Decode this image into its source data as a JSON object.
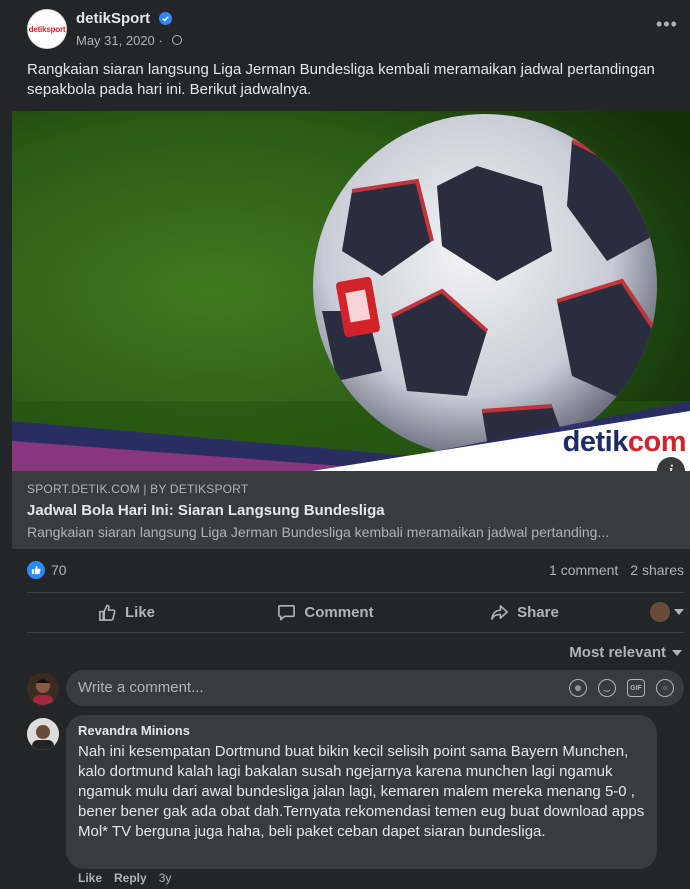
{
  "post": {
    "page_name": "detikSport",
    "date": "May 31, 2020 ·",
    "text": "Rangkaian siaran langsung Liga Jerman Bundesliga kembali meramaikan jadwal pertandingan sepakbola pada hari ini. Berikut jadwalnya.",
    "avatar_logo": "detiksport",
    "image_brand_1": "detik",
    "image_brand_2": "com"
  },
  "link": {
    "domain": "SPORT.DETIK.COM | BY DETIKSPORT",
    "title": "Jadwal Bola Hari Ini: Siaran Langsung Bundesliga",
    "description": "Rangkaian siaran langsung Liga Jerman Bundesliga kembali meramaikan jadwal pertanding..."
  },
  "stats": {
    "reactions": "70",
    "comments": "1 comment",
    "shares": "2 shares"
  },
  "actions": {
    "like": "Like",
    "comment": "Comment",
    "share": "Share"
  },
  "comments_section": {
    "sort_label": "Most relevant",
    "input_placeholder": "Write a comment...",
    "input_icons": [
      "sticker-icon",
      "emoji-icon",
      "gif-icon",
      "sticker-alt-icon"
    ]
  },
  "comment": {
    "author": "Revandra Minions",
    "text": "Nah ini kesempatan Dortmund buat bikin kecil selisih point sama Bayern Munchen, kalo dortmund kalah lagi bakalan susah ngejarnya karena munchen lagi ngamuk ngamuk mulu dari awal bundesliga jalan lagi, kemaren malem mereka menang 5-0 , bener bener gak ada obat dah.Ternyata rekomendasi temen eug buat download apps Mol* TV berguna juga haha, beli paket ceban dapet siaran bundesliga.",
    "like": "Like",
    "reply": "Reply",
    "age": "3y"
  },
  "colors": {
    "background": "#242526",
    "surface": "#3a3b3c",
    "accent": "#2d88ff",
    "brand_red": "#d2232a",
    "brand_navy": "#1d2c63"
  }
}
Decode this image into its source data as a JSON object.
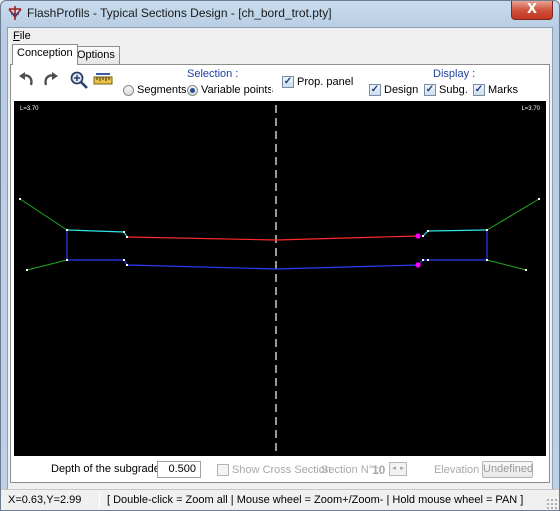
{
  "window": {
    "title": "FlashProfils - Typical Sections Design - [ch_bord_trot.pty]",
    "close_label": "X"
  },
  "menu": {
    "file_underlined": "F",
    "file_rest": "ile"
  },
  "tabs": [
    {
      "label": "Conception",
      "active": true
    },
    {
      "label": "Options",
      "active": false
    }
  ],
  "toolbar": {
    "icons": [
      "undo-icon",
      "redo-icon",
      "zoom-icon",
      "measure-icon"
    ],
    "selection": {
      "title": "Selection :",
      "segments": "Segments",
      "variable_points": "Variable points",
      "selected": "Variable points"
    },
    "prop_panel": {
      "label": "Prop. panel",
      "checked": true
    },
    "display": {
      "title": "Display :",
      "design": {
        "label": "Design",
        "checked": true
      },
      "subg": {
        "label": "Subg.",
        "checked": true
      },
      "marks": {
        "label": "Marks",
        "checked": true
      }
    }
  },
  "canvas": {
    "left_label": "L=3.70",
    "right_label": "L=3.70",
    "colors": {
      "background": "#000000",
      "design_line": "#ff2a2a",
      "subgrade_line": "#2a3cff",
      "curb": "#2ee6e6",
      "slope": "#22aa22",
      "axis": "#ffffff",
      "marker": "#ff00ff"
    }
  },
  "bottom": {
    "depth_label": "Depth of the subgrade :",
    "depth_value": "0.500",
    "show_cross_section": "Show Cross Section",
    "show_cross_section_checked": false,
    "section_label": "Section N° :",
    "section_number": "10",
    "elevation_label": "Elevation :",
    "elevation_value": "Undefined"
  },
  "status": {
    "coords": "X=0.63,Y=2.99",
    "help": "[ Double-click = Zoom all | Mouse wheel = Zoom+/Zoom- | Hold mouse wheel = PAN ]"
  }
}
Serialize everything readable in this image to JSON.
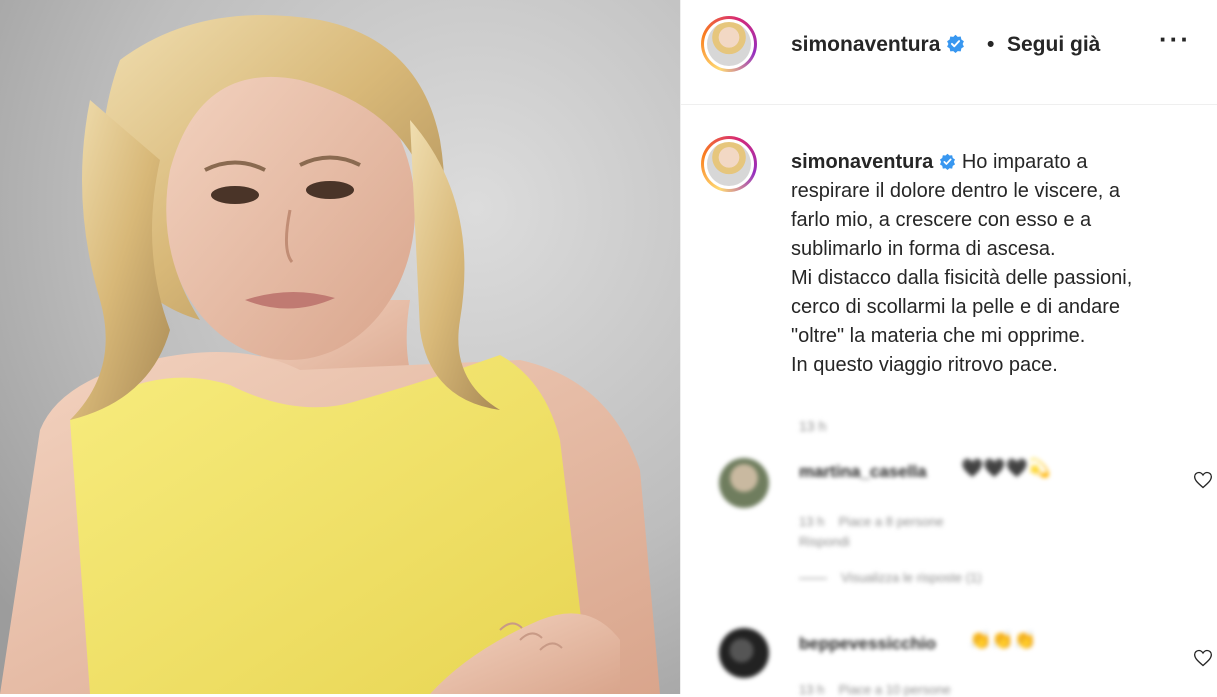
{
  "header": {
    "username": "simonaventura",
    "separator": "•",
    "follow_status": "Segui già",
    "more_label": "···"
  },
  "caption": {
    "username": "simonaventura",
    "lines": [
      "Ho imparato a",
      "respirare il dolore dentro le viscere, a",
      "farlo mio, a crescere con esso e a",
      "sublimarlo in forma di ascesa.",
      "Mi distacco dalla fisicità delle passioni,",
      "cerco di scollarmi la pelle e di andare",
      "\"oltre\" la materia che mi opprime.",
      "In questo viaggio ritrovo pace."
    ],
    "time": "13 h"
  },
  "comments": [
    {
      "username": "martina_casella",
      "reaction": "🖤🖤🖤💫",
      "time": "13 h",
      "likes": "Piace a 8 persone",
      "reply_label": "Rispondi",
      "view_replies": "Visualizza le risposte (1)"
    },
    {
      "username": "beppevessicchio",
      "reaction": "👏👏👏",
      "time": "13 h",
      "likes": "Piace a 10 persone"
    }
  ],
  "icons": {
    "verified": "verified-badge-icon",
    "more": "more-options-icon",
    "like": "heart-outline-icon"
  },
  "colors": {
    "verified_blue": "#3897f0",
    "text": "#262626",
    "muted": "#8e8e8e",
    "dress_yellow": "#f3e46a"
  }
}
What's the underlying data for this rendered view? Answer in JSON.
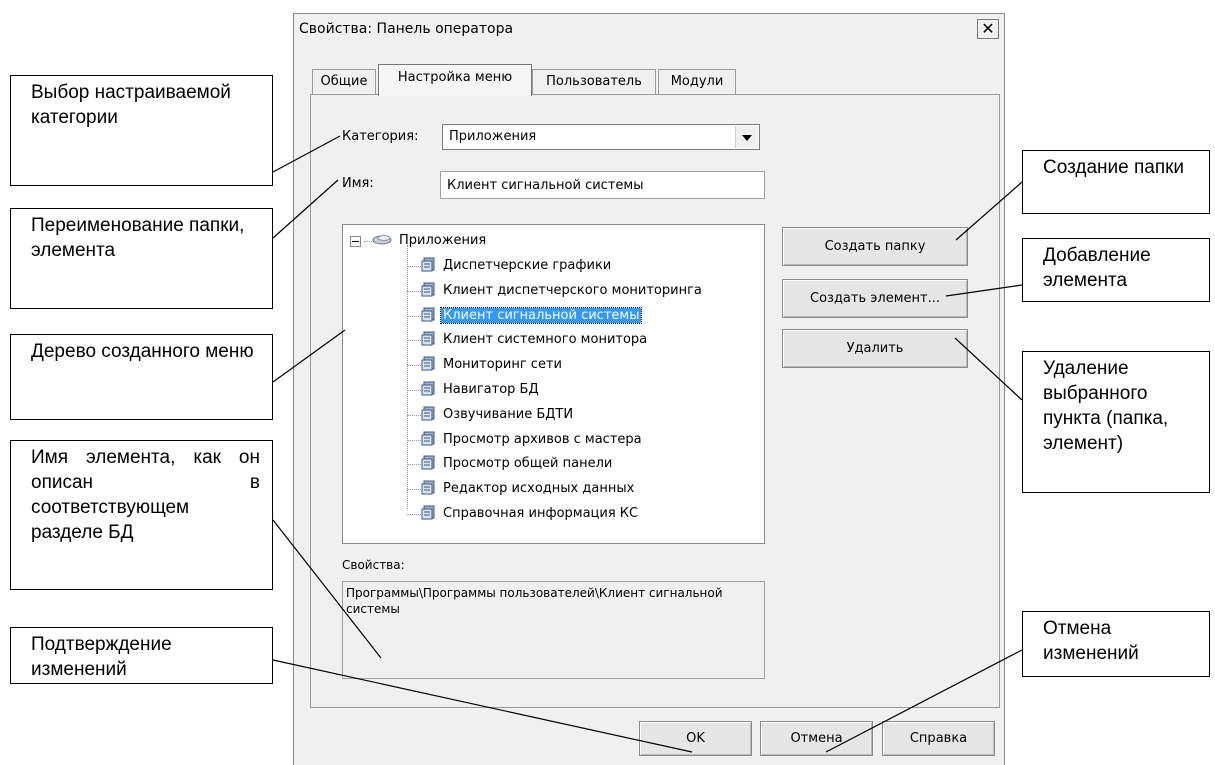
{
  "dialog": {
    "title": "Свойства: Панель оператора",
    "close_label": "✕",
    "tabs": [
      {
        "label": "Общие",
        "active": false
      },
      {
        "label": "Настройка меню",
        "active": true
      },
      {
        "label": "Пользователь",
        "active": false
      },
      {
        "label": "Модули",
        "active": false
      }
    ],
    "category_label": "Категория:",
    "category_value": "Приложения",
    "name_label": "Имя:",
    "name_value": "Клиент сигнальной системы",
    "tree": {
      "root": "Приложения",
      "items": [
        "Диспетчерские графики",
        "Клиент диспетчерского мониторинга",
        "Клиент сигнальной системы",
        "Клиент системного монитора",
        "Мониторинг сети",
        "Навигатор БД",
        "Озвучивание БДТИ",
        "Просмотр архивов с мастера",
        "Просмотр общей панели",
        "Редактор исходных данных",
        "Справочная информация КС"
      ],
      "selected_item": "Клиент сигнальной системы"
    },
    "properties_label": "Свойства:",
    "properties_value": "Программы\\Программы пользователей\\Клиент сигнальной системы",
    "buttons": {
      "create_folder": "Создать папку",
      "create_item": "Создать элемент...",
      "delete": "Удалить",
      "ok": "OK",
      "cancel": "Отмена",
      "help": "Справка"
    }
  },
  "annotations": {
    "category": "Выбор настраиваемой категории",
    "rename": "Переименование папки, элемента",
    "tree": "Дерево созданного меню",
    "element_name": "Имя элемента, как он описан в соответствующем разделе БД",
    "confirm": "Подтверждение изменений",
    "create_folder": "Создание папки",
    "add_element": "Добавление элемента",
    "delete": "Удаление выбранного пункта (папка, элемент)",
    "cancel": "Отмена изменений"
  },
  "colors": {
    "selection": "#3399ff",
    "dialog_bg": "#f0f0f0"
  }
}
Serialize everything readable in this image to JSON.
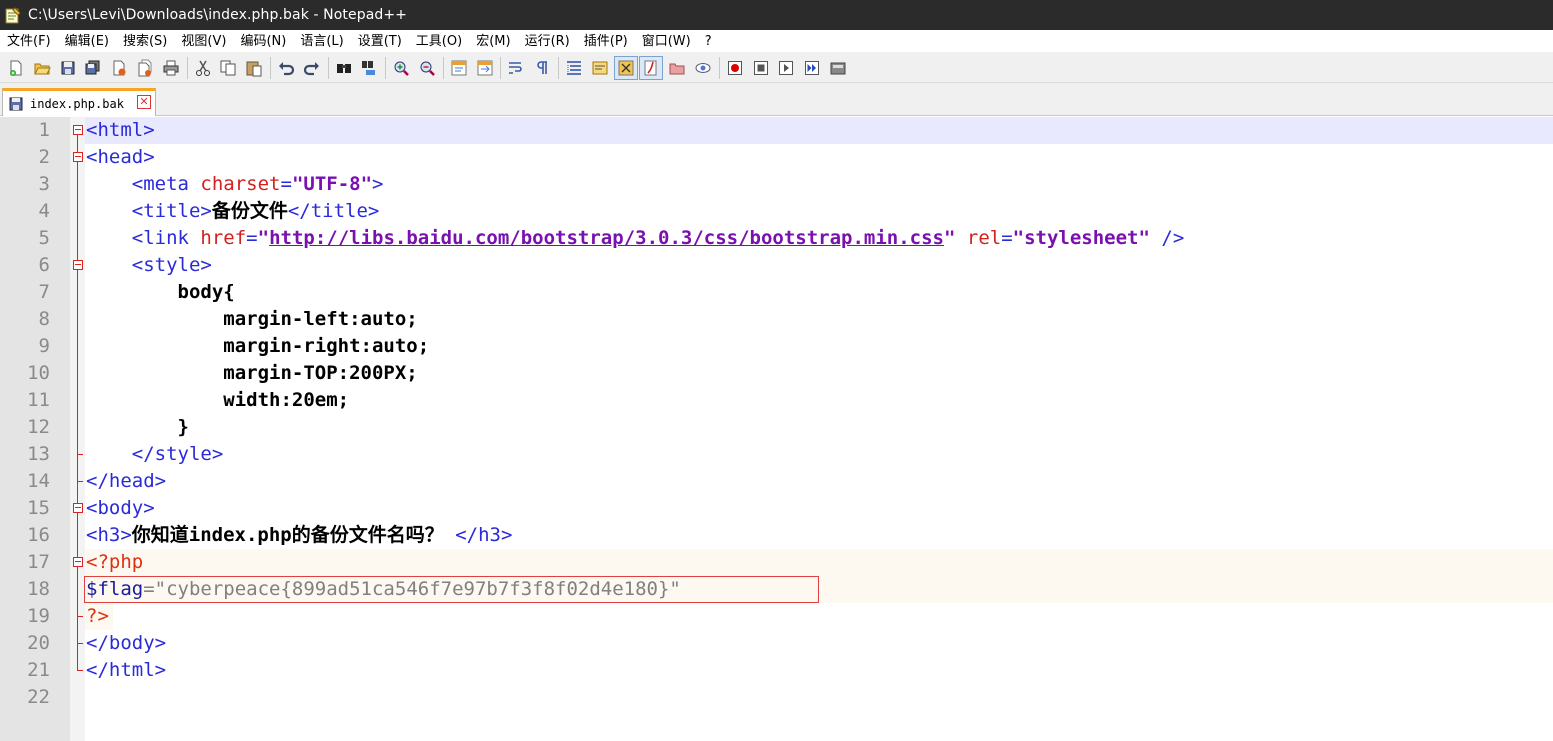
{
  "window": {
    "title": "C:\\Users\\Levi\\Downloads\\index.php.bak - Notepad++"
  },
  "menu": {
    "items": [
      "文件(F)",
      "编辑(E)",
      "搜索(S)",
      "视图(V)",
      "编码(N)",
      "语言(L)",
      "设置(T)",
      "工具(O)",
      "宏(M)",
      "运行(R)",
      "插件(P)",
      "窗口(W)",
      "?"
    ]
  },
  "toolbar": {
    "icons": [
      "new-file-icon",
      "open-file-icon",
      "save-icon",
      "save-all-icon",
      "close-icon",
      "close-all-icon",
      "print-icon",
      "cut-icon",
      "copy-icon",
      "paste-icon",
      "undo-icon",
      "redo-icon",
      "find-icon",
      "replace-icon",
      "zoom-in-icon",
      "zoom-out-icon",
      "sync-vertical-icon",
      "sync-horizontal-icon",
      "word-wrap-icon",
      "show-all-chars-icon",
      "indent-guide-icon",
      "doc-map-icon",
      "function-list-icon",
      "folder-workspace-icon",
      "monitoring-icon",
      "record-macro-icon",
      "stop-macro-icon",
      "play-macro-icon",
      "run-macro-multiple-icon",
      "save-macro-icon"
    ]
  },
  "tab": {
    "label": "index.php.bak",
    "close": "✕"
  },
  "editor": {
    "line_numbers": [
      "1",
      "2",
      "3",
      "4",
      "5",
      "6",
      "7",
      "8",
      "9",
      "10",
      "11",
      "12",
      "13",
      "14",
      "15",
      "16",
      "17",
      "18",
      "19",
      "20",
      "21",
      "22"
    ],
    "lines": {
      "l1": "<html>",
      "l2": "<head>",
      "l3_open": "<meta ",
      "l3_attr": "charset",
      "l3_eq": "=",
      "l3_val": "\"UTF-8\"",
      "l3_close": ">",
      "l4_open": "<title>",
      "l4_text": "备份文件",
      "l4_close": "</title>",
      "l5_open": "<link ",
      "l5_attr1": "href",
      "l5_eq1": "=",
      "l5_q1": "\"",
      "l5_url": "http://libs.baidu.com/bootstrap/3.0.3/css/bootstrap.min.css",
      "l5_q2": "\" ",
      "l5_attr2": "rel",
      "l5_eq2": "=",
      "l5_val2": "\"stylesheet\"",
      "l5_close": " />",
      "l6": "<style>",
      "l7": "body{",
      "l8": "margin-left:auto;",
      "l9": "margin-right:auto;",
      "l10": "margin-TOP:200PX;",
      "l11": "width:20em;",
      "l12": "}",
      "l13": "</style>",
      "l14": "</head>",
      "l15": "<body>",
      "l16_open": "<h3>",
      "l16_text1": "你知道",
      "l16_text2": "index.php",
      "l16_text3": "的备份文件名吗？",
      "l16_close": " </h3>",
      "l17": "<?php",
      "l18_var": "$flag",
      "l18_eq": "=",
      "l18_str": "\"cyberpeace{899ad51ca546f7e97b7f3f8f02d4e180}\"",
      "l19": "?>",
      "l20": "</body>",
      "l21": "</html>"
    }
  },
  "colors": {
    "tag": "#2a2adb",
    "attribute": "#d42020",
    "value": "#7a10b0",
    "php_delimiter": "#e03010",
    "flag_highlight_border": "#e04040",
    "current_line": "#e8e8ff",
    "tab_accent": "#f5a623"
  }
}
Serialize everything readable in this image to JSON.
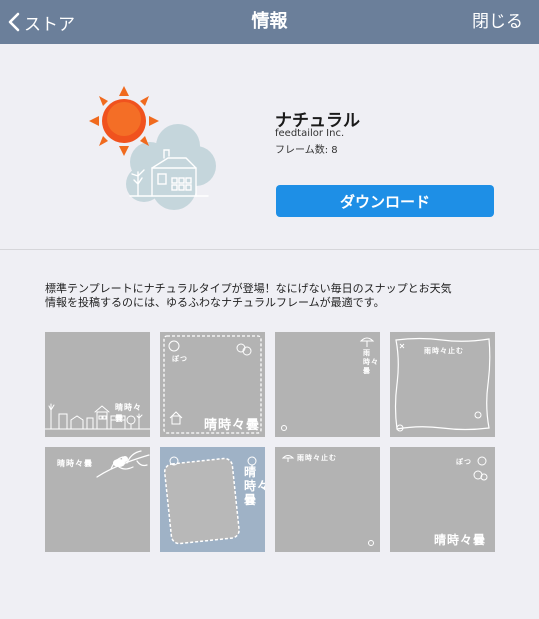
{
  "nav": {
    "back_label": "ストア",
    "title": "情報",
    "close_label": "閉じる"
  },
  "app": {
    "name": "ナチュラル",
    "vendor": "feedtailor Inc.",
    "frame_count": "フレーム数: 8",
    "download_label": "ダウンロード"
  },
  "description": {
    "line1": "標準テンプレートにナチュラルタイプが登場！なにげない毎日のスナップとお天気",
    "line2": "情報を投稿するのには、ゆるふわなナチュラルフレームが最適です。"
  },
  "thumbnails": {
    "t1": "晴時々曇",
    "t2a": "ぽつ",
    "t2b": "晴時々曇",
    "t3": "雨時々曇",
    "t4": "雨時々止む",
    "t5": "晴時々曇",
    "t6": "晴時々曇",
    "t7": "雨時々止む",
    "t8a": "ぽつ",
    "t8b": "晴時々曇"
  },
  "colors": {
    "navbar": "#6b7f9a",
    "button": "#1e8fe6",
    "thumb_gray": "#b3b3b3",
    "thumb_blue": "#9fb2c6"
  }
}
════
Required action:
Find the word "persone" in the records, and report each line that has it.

Expected output:
      "likes": "Piace a 8 persone",
      "likes": "Piace a 10 persone"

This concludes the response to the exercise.